Return the data word for word. Pictures are to be omitted.
******
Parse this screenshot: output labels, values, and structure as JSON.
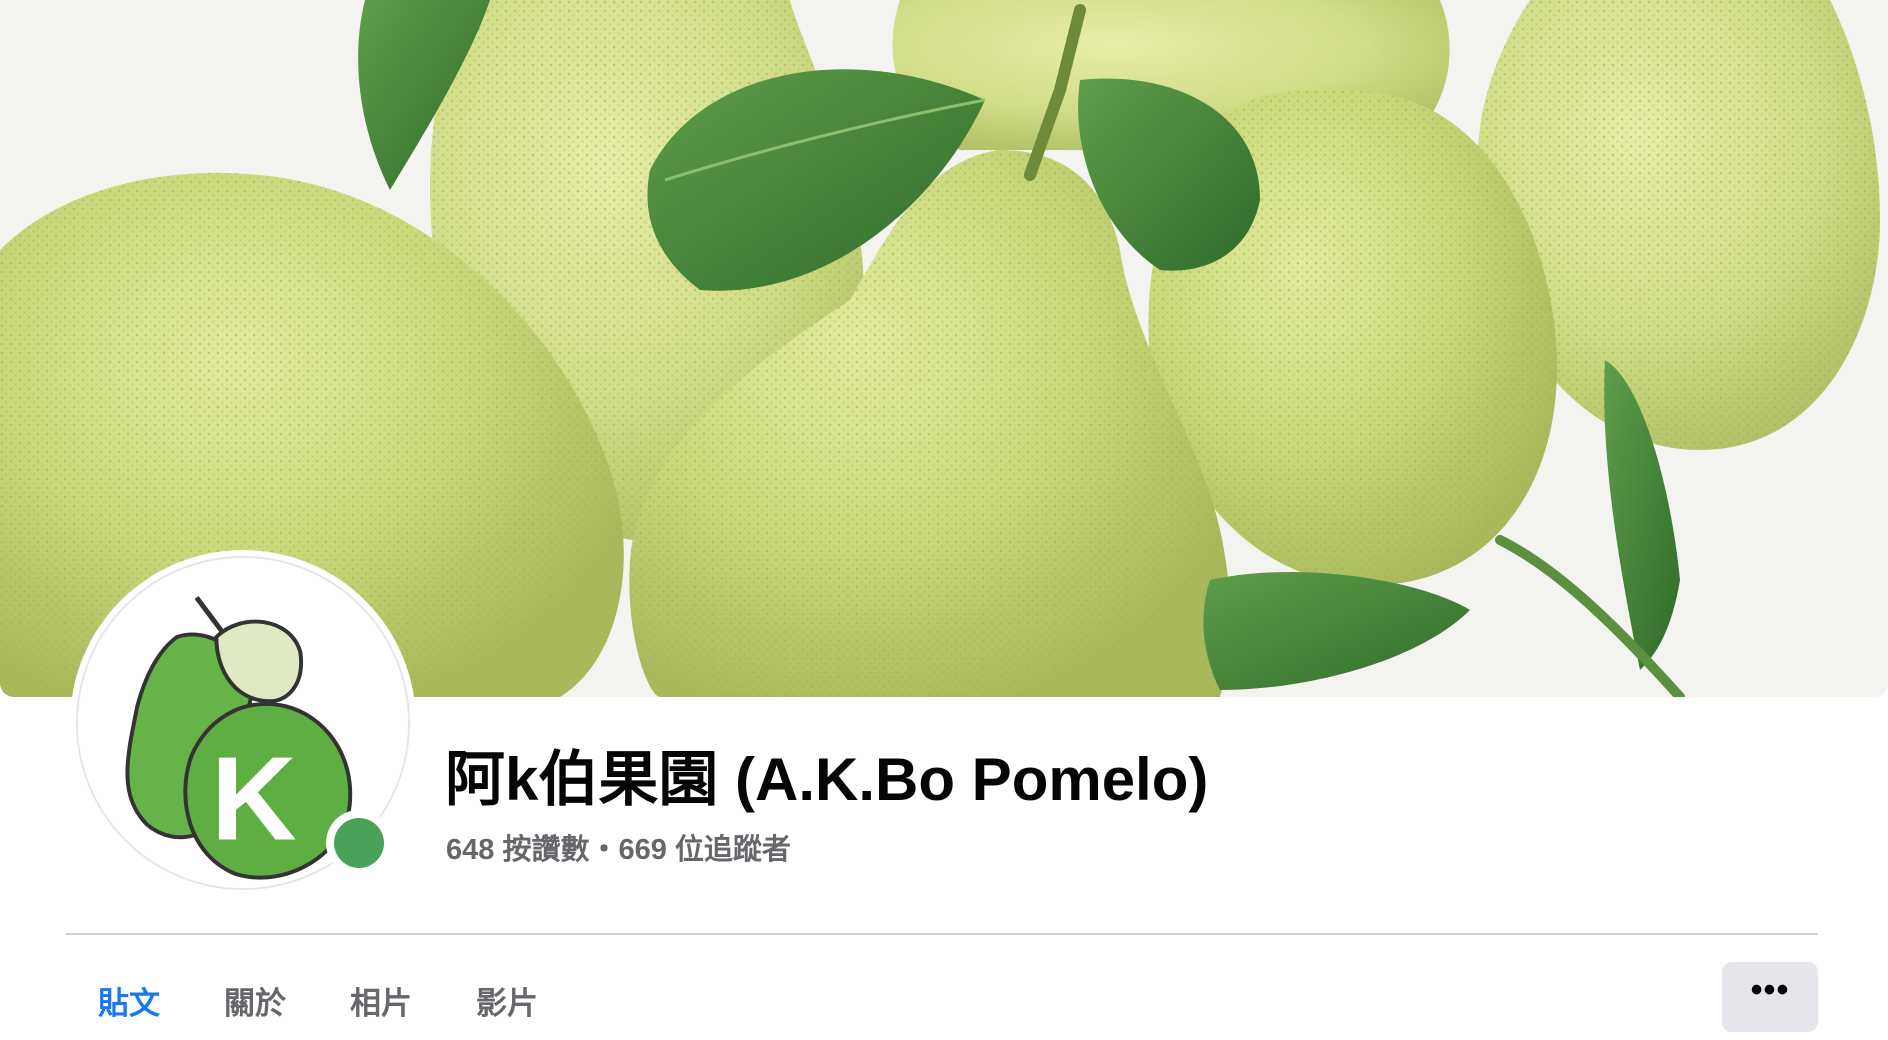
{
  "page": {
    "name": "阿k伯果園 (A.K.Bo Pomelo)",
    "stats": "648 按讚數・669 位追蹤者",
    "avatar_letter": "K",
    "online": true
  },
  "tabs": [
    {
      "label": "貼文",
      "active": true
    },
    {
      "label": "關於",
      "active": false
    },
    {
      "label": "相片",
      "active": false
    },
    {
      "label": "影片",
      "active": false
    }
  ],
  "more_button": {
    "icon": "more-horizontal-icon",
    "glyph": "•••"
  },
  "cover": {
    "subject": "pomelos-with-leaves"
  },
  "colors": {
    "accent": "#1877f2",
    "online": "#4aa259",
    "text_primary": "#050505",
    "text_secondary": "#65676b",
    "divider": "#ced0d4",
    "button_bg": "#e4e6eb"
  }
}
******
• Solution for this problem
Parse this screenshot: output labels, values, and structure as JSON.
{
  "page": {
    "name": "阿k伯果園 (A.K.Bo Pomelo)",
    "stats": "648 按讚數・669 位追蹤者",
    "avatar_letter": "K",
    "online": true
  },
  "tabs": [
    {
      "label": "貼文",
      "active": true
    },
    {
      "label": "關於",
      "active": false
    },
    {
      "label": "相片",
      "active": false
    },
    {
      "label": "影片",
      "active": false
    }
  ],
  "more_button": {
    "icon": "more-horizontal-icon",
    "glyph": "•••"
  },
  "cover": {
    "subject": "pomelos-with-leaves"
  },
  "colors": {
    "accent": "#1877f2",
    "online": "#4aa259",
    "text_primary": "#050505",
    "text_secondary": "#65676b",
    "divider": "#ced0d4",
    "button_bg": "#e4e6eb"
  }
}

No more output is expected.